DATA »
..............................

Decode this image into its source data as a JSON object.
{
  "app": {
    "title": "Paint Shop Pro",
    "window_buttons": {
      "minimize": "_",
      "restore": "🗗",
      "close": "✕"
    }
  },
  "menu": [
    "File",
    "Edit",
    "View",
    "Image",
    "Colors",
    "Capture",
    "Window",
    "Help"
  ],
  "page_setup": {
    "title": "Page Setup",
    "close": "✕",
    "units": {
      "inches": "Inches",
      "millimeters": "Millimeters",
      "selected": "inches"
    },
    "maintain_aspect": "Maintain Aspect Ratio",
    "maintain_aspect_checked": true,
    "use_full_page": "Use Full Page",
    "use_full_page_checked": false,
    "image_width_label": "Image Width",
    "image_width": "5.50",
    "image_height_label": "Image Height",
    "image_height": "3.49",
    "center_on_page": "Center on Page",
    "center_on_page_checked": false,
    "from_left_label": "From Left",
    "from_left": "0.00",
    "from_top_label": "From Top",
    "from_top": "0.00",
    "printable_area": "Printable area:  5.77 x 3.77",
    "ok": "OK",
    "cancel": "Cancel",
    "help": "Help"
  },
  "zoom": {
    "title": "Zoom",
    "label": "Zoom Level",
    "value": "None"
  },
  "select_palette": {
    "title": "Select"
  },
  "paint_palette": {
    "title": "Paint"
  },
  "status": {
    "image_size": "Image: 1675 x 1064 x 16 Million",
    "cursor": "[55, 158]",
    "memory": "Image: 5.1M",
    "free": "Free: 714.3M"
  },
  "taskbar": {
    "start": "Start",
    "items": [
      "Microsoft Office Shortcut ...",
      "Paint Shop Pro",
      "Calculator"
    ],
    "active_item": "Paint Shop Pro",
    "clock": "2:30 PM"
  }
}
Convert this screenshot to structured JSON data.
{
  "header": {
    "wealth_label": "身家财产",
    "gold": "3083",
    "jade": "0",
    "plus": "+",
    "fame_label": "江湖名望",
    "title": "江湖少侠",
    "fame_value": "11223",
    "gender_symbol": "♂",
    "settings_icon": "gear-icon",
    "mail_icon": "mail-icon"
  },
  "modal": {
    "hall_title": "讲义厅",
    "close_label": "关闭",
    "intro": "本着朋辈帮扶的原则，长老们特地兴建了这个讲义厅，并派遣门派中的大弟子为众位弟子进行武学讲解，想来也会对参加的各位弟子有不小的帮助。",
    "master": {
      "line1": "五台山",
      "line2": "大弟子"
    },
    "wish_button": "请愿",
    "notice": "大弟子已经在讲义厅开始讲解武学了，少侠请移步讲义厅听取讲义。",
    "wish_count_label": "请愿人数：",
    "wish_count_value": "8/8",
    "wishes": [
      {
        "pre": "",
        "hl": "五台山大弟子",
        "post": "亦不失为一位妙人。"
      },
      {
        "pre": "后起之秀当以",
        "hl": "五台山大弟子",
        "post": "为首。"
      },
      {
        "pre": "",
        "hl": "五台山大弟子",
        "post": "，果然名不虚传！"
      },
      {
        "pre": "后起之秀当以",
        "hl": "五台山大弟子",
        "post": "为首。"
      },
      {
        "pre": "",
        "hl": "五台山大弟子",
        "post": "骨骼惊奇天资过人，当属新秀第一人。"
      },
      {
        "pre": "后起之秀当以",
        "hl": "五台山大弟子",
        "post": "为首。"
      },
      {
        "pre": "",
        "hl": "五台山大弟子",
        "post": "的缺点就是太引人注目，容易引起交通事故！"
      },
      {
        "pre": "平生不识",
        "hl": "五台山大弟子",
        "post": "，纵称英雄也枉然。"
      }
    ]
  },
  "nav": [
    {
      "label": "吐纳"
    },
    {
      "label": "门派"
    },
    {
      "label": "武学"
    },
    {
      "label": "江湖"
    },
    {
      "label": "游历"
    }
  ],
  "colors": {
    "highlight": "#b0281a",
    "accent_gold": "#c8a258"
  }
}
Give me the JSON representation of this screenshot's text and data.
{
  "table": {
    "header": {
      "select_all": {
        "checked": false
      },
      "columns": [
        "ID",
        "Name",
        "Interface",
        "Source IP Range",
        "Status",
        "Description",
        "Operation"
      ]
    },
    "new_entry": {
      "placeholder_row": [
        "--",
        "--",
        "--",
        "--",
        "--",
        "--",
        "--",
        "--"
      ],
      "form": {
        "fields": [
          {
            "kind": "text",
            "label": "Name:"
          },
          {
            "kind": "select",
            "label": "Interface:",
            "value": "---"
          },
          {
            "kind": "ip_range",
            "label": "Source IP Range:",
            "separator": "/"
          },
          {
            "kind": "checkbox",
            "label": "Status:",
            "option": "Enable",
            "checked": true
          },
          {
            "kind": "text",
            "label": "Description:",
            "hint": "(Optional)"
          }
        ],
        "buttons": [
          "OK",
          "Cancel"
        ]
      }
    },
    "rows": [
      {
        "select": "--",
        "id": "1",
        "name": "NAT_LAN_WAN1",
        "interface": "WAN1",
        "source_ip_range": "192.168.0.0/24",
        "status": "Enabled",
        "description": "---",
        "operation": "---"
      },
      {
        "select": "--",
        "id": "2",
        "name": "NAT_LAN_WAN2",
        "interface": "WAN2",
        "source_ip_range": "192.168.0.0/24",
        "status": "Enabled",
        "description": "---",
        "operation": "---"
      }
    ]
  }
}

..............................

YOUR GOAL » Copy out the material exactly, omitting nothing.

WRITTEN REPLY »
Decode this image into its source data as a JSON object.
{
  "app": {
    "title": "Paint Shop Pro",
    "window_buttons": {
      "minimize": "_",
      "restore": "🗗",
      "close": "✕"
    }
  },
  "menu": [
    "File",
    "Edit",
    "View",
    "Image",
    "Colors",
    "Capture",
    "Window",
    "Help"
  ],
  "page_setup": {
    "title": "Page Setup",
    "close": "✕",
    "units": {
      "inches": "Inches",
      "millimeters": "Millimeters",
      "selected": "inches"
    },
    "maintain_aspect": "Maintain Aspect Ratio",
    "maintain_aspect_checked": true,
    "use_full_page": "Use Full Page",
    "use_full_page_checked": false,
    "image_width_label": "Image Width",
    "image_width": "5.50",
    "image_height_label": "Image Height",
    "image_height": "3.49",
    "center_on_page": "Center on Page",
    "center_on_page_checked": false,
    "from_left_label": "From Left",
    "from_left": "0.00",
    "from_top_label": "From Top",
    "from_top": "0.00",
    "printable_area": "Printable area:  5.77 x 3.77",
    "ok": "OK",
    "cancel": "Cancel",
    "help": "Help"
  },
  "zoom": {
    "title": "Zoom",
    "label": "Zoom Level",
    "value": "None"
  },
  "select_palette": {
    "title": "Select"
  },
  "paint_palette": {
    "title": "Paint"
  },
  "status": {
    "image_size": "Image: 1675 x 1064 x 16 Million",
    "cursor": "[55, 158]",
    "memory": "Image: 5.1M",
    "free": "Free: 714.3M"
  },
  "taskbar": {
    "start": "Start",
    "items": [
      "Microsoft Office Shortcut ...",
      "Paint Shop Pro",
      "Calculator"
    ],
    "active_item": "Paint Shop Pro",
    "clock": "2:30 PM"
  }
}
Convert this screenshot to structured JSON data.
{
  "header": {
    "wealth_label": "身家财产",
    "gold": "3083",
    "jade": "0",
    "plus": "+",
    "fame_label": "江湖名望",
    "title": "江湖少侠",
    "fame_value": "11223",
    "gender_symbol": "♂",
    "settings_icon": "gear-icon",
    "mail_icon": "mail-icon"
  },
  "modal": {
    "hall_title": "讲义厅",
    "close_label": "关闭",
    "intro": "本着朋辈帮扶的原则，长老们特地兴建了这个讲义厅，并派遣门派中的大弟子为众位弟子进行武学讲解，想来也会对参加的各位弟子有不小的帮助。",
    "master": {
      "line1": "五台山",
      "line2": "大弟子"
    },
    "wish_button": "请愿",
    "notice": "大弟子已经在讲义厅开始讲解武学了，少侠请移步讲义厅听取讲义。",
    "wish_count_label": "请愿人数：",
    "wish_count_value": "8/8",
    "wishes": [
      {
        "pre": "",
        "hl": "五台山大弟子",
        "post": "亦不失为一位妙人。"
      },
      {
        "pre": "后起之秀当以",
        "hl": "五台山大弟子",
        "post": "为首。"
      },
      {
        "pre": "",
        "hl": "五台山大弟子",
        "post": "，果然名不虚传！"
      },
      {
        "pre": "后起之秀当以",
        "hl": "五台山大弟子",
        "post": "为首。"
      },
      {
        "pre": "",
        "hl": "五台山大弟子",
        "post": "骨骼惊奇天资过人，当属新秀第一人。"
      },
      {
        "pre": "后起之秀当以",
        "hl": "五台山大弟子",
        "post": "为首。"
      },
      {
        "pre": "",
        "hl": "五台山大弟子",
        "post": "的缺点就是太引人注目，容易引起交通事故！"
      },
      {
        "pre": "平生不识",
        "hl": "五台山大弟子",
        "post": "，纵称英雄也枉然。"
      }
    ]
  },
  "nav": [
    {
      "label": "吐纳"
    },
    {
      "label": "门派"
    },
    {
      "label": "武学"
    },
    {
      "label": "江湖"
    },
    {
      "label": "游历"
    }
  ],
  "colors": {
    "highlight": "#b0281a",
    "accent_gold": "#c8a258"
  }
}
Give me the JSON representation of this screenshot's text and data.
{
  "table": {
    "header": {
      "select_all": {
        "checked": false
      },
      "columns": [
        "ID",
        "Name",
        "Interface",
        "Source IP Range",
        "Status",
        "Description",
        "Operation"
      ]
    },
    "new_entry": {
      "placeholder_row": [
        "--",
        "--",
        "--",
        "--",
        "--",
        "--",
        "--",
        "--"
      ],
      "form": {
        "fields": [
          {
            "kind": "text",
            "label": "Name:"
          },
          {
            "kind": "select",
            "label": "Interface:",
            "value": "---"
          },
          {
            "kind": "ip_range",
            "label": "Source IP Range:",
            "separator": "/"
          },
          {
            "kind": "checkbox",
            "label": "Status:",
            "option": "Enable",
            "checked": true
          },
          {
            "kind": "text",
            "label": "Description:",
            "hint": "(Optional)"
          }
        ],
        "buttons": [
          "OK",
          "Cancel"
        ]
      }
    },
    "rows": [
      {
        "select": "--",
        "id": "1",
        "name": "NAT_LAN_WAN1",
        "interface": "WAN1",
        "source_ip_range": "192.168.0.0/24",
        "status": "Enabled",
        "description": "---",
        "operation": "---"
      },
      {
        "select": "--",
        "id": "2",
        "name": "NAT_LAN_WAN2",
        "interface": "WAN2",
        "source_ip_range": "192.168.0.0/24",
        "status": "Enabled",
        "description": "---",
        "operation": "---"
      }
    ]
  }
}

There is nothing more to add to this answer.